Set initial metrics in advance
In many cases, these metrics will be hypothetical, and that’s okay. “The value of an investment will only be proven by the business outcome; there is no other measure,” says Prashant Kelker, partner with technology research and advisory firm ISG. “The challenge is that business outcomes cannot be predicted; they have to be guessed as a digital transformation progresses. This means a fundamental pivot from a large transformation mentality to an approach focused on continuous business outcomes.”
[ Read our related story: Digital transformation: Are you using outdated IT metrics? ]
Develop micro-metrics for agile experiments
“Enterprises should not focus on the big change, but instead the step-by-step process,” Kelker says. “This forces companies to change from one large plan and one large target architecture to having to manage dozens of microplans. This protects investments because you are constantly either getting immediate business value or killing things that don’t work.”
However, these discrete efforts “should be evaluated across integrated processes from an investment perspective to ensure ROI,” says Andrew Alpert, managing director with Pace Harmon.
Incorporate business outcomes
“A look at the total value will include impact in three areas,” says Edwards. IT leaders should incorporate strategic impact (e.g., revenue growth, lifetime customer value, time to market), operational impact (e.g., productivity improvements, scale, operational efficiencies), and cost impact.
Look beyond cost savings
“While the business cases for technology projects have most recently been heavily focused on cost savings, organizations that make strategic and operational impact their objective consistently achieve higher returns across all dimensions,” says Edwards.
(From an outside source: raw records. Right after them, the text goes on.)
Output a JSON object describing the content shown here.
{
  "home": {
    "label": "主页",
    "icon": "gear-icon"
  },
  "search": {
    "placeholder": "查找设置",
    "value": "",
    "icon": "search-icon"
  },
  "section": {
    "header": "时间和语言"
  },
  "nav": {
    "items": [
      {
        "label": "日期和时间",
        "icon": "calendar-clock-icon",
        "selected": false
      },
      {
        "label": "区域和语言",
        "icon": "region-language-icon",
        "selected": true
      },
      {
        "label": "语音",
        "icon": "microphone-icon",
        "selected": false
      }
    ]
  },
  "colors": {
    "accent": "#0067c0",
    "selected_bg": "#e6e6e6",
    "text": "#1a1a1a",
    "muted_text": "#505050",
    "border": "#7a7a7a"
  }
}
Be sure to include those in the digital transformation metrics.
Don’t forget to include the digital transformation of IT itself. “Digital transformation initiatives should help identify new possible requirements for technology vendor relationships based on new available capabilities, such as agile collaboration with providers driving faster delivery times,” says Caplan.
Use metrics to review and adjust regularly
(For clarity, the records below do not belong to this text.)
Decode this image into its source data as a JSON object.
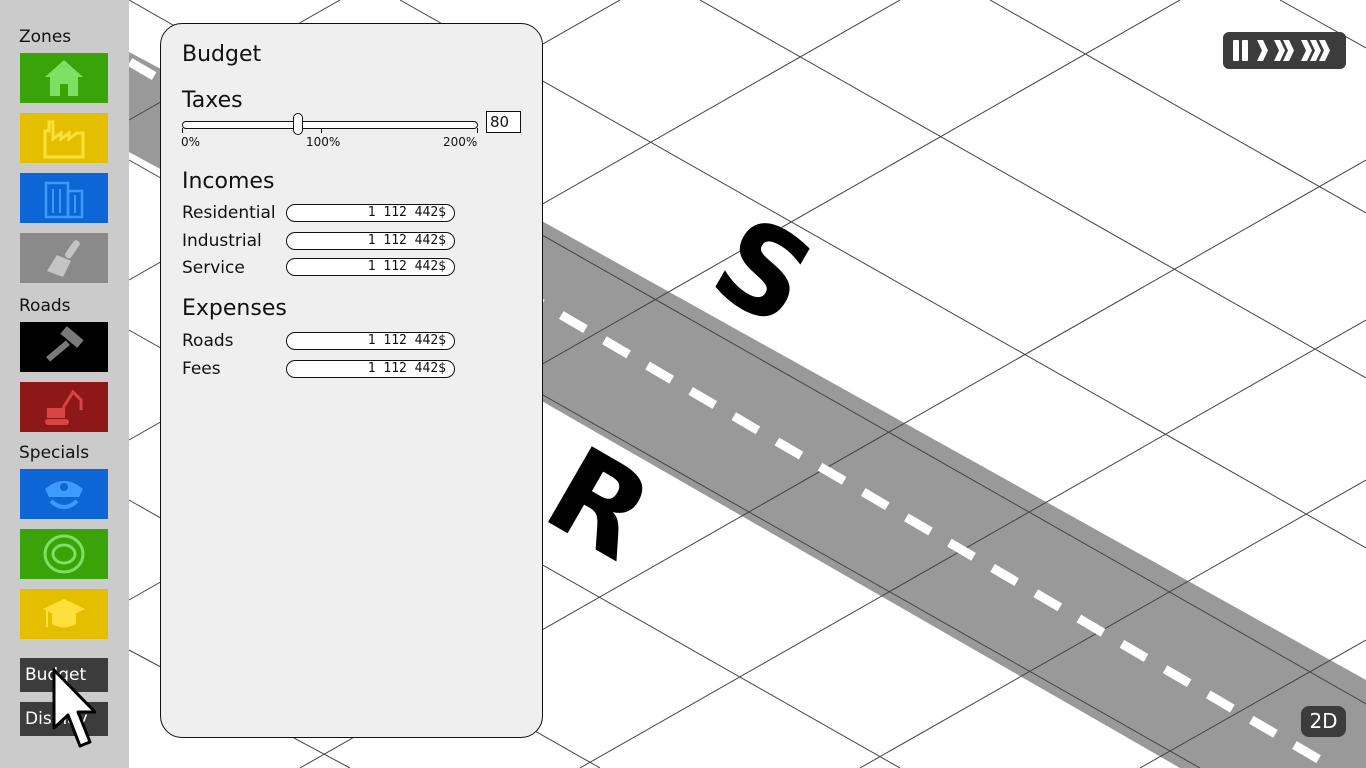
{
  "sidebar": {
    "zones_label": "Zones",
    "roads_label": "Roads",
    "specials_label": "Specials",
    "zone_tools": [
      {
        "name": "residential",
        "icon": "house-icon",
        "color": "#3aa30a"
      },
      {
        "name": "industrial",
        "icon": "factory-icon",
        "color": "#e3bf00"
      },
      {
        "name": "service",
        "icon": "office-building-icon",
        "color": "#0e66d6"
      },
      {
        "name": "dezone",
        "icon": "brush-icon",
        "color": "#8a8a8a"
      }
    ],
    "road_tools": [
      {
        "name": "build-road",
        "icon": "hammer-icon",
        "color": "#000000"
      },
      {
        "name": "demolish",
        "icon": "excavator-icon",
        "color": "#8e1818"
      }
    ],
    "special_tools": [
      {
        "name": "police",
        "icon": "police-cap-icon",
        "color": "#0e66d6"
      },
      {
        "name": "stadium",
        "icon": "stadium-icon",
        "color": "#3aa30a"
      },
      {
        "name": "school",
        "icon": "graduation-cap-icon",
        "color": "#e3bf00"
      }
    ],
    "budget_button": "Budget",
    "display_button": "Display"
  },
  "budget": {
    "title": "Budget",
    "taxes_label": "Taxes",
    "tax_min_label": "0%",
    "tax_mid_label": "100%",
    "tax_max_label": "200%",
    "tax_value": "80",
    "incomes_label": "Incomes",
    "incomes": [
      {
        "label": "Residential",
        "value": "1 112 442$"
      },
      {
        "label": "Industrial",
        "value": "1 112 442$"
      },
      {
        "label": "Service",
        "value": "1 112 442$"
      }
    ],
    "expenses_label": "Expenses",
    "expenses": [
      {
        "label": "Roads",
        "value": "1 112 442$"
      },
      {
        "label": "Fees",
        "value": "1 112 442$"
      }
    ]
  },
  "map": {
    "zone_letter_service": "S",
    "zone_letter_residential": "R"
  },
  "hud": {
    "view_toggle": "2D",
    "speed_icon": "speed-control-icon"
  }
}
“On a periodic basis, perhaps quarterly, a check should be made to determine whether there are signs that [projects are] having the type of impact anticipated or [are] contributing in an unintended manner,” Edwards advises. When a project is falling short, IT can make changes. “If business requirements have changed, sufficient learning has been gleaned from the project, or it is determined the project will not deliver results, the project may be terminated.”
[ 7 new rules of the road for IT leaders: Get our infographic and learn from CIOs succeeding with digital transformation. ]